In a first, Yuki Kihara would become the first artist of Pacific descent to be featured in the 2021 Venice Biennale.
While the current edition of Venice Biennale is still going on, some countries have decided to already announce their nomination for the 2021 edition. The most interesting name was put forward by New Zealand, as the country nominated Yuki Kihara. The choice is historic for multiple reasons. Kihara will become the first person of Pacific descent to represent the country at the Biennale. Not just that, but Kihara also identifies herself as fa’afafine (roughly translated to “in the manner of a woman), similar to the LGTBQ+ community in the West. Her nomination serves to signify the progressive tone New Zealand has adapted towards its society in general.
Yuki Kihara’s work has long dealt with issues she closely saw in her life. The primary was the impact of colonialism in New Zealand and the rest of the world. She also worked on issues of gender and sexuality, and how the common misunderstands of the society often affects it. However, this is not the first barrier Kihara broke in her career. In 2008 she was featured solo in Museum of Art exhibition in New York. This was the first time a New Zealander was given a solo exhibition in the museum. Responding to the announcement, Kihara said that a “glass ceiling has been shattered.”
The announcement was made by the Arts Council of New Zealand on Monday. The council also announced that Natalie King would serve as the curator of Kihara’s collection. King, who is a professor at the University of Melbourne, previously curated Tracey Moffat’s collection at the 2017 Venice Biennale. The pavilion commissioner will be Michael Moynahan, who is also the council’s chair.
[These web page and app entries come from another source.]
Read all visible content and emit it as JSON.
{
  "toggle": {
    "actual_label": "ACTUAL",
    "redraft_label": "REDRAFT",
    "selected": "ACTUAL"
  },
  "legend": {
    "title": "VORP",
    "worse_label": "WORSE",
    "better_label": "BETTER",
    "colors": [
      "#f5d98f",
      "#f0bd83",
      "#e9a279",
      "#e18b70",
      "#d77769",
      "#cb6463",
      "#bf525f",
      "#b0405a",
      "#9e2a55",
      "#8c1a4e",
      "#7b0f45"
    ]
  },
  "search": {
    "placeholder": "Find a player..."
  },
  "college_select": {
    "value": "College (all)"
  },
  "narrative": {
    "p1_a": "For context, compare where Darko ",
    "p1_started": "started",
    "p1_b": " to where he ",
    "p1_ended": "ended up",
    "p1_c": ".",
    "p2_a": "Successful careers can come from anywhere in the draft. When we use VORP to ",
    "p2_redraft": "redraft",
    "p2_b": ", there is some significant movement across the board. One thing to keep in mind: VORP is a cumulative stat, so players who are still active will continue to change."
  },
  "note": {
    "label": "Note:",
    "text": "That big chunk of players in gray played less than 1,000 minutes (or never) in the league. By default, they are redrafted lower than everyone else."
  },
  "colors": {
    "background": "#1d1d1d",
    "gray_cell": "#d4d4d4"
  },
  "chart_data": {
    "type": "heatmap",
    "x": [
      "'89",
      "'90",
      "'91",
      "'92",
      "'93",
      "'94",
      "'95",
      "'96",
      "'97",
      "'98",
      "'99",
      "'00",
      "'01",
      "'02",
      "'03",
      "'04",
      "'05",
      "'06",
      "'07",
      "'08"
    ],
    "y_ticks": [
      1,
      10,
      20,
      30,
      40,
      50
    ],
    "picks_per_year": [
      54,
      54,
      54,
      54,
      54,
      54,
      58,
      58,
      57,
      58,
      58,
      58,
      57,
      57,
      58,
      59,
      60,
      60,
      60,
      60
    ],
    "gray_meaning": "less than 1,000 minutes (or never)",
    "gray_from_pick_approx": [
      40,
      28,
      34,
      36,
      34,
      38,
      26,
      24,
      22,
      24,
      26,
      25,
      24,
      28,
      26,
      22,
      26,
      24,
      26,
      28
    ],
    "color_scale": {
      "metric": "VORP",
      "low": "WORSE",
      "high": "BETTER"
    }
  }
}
Speaking of Kihara’s collection, Moynahan said it will focus on the “shared histories between Aotearoa and the Pacific, illuminating alternative voices through a focus on Yuki’s homeland Sāmoa.”